Over the years the ride has changed in a number of ways. Traffic lights have been introduced to different parts of the track, helping the brake operators to drive safely. A pneumatic brake system acts as a backup and emergency brakes have been added to every corner. The train can be stopped from the platform if necessary. Brake operators also wear radio phones for communication.

“The position of brake man is considered one of the most respected jobs at the amusement park,” says Tikkanen. Candidates are usually selected from Linnanmäki’s experienced team of ride operators. “Vuoristorata’s” brake operators must be physically fit and have a strong stomach. Trainees are mentored by older brake men and undergo two weeks of training, covering both theory and practice.

Linnanmäki’s oldest brake man was Topi Lipponen, who retired in 2012 after serving as a brake man for 37 years. A brake man’s age is measured by their working years and Linnanmäki is preserving Lipponen’s “number-one” ranking to mark his achievement.

In spite of its age, and with the help of the brake men, “Vuoristorata” remains the most popular ride at Linnanmäki. In 2015, the coaster continues to be one of the most recognizable parts of Helsinki’s cityscape, one of the park’s signature attractions, and the guests’ favourite.

Vuoristorata

“Vuoristorata’s” Vital Statistics

Height: 25 metres

Track length: 960 metres

Top speed: 64 kph

Ride time: 2 minutes, 15 seconds

Trains: Four 22-seat trains

Rider capacity per hour: 1,200

Maintenance schedule: Annually, around 100 metres of track is renewed and one train is disassembled and repainted. Other trains and track areas are also serviced every season, and the ride is inspected daily.

6. Vuoristorata

For more on iconic rides, check out Funworld magazine’s June edition, which features a story on Latin America’s legendary attractions: http://www.iaapa.org/news/funworld/funworld-magazine/legendary-attractions---june-2015

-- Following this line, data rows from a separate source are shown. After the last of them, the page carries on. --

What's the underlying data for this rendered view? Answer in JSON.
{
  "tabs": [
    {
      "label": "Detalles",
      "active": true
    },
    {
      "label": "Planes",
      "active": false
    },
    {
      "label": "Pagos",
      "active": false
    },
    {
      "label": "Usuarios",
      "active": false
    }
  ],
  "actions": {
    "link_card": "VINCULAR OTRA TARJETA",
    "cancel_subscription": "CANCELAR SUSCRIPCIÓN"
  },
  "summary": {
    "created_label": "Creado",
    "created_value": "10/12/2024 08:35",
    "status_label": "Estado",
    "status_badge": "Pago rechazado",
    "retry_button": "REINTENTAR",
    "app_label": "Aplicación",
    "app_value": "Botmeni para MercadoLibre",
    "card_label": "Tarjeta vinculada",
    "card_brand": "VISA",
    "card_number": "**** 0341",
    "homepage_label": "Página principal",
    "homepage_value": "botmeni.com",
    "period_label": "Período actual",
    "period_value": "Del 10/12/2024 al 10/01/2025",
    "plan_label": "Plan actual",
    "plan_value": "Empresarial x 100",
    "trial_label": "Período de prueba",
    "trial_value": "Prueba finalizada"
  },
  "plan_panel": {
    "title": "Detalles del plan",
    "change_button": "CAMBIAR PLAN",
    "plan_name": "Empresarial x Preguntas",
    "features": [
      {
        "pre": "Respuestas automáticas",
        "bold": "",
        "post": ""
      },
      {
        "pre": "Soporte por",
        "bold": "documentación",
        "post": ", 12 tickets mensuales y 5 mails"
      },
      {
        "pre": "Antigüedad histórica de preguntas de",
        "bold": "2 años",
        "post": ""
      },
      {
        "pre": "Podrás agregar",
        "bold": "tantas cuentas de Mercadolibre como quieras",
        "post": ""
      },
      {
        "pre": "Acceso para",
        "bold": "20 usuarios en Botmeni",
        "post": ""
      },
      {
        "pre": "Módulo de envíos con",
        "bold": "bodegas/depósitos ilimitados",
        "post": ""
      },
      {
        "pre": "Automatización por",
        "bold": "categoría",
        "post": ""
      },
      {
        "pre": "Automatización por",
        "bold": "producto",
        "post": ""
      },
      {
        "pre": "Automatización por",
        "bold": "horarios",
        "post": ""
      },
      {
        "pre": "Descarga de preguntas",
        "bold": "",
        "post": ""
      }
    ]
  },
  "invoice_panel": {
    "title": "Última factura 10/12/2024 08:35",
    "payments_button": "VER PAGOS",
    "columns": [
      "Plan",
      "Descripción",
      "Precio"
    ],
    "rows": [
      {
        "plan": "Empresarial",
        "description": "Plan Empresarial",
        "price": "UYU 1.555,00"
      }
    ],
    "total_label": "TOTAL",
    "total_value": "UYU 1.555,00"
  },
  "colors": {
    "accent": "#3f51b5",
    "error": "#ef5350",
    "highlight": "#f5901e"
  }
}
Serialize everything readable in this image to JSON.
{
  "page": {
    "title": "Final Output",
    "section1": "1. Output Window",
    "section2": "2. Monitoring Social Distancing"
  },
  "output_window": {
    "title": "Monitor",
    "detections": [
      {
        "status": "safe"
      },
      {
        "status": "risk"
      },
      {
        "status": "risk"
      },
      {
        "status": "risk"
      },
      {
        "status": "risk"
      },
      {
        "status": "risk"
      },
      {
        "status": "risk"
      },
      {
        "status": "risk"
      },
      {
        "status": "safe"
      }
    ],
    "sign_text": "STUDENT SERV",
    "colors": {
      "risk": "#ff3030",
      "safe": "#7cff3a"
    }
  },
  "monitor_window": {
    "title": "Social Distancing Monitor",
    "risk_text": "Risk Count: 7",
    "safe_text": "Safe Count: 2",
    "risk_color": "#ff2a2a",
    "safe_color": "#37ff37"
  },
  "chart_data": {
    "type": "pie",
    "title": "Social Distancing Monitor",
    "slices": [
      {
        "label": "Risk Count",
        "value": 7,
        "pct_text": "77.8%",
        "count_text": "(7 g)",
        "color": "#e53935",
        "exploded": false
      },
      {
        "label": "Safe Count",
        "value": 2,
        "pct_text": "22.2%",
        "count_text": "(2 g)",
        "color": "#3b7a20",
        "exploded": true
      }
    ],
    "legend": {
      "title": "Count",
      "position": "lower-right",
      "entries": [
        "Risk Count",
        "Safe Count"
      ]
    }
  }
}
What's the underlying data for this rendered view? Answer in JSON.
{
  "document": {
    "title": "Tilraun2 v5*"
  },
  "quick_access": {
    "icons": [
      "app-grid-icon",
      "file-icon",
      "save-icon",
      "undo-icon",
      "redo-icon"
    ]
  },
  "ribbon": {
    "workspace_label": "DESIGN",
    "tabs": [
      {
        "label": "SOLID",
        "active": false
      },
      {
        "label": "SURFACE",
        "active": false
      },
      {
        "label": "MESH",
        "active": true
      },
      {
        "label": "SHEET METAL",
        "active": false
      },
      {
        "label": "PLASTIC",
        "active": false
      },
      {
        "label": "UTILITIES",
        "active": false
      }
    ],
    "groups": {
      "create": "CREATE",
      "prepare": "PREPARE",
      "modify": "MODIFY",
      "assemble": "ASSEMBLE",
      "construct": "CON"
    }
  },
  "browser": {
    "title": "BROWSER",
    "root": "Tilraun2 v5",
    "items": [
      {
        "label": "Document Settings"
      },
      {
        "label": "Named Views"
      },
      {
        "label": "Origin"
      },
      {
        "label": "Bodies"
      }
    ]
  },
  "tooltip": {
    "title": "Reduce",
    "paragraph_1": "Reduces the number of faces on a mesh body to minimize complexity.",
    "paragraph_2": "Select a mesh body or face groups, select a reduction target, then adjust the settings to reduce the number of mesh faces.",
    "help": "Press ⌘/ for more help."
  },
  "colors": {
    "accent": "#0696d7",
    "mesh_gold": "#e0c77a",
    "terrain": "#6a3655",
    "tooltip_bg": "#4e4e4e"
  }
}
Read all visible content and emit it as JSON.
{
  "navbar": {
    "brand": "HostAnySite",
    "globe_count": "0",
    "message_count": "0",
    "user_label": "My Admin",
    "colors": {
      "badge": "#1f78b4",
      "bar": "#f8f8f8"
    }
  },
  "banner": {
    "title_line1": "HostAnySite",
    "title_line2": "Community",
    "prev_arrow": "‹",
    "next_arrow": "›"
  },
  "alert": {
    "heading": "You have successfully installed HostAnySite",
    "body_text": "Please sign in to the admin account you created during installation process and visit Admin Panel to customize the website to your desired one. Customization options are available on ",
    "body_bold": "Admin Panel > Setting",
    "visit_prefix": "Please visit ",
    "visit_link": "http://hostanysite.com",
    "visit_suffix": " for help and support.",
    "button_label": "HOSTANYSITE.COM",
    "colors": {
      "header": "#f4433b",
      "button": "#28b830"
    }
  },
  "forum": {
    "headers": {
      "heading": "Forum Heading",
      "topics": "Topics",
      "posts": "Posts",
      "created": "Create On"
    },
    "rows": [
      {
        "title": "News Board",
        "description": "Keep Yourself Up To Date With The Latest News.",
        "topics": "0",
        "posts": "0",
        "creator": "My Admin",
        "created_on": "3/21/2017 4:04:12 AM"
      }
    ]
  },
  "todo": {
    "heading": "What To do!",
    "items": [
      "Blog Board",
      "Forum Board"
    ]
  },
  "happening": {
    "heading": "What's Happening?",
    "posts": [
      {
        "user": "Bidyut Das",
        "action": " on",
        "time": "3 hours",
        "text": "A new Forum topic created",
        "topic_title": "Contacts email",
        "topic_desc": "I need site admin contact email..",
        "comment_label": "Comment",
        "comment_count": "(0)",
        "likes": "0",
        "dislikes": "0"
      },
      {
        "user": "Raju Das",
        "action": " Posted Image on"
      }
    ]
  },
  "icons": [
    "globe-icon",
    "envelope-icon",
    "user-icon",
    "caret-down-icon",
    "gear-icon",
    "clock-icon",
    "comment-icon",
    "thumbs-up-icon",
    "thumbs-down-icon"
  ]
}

Juliana Gilling is a contributing editor for IAAPA’s Funworld magazine, covering the European attractions industry. Contact her at julianagilling@gmail.com.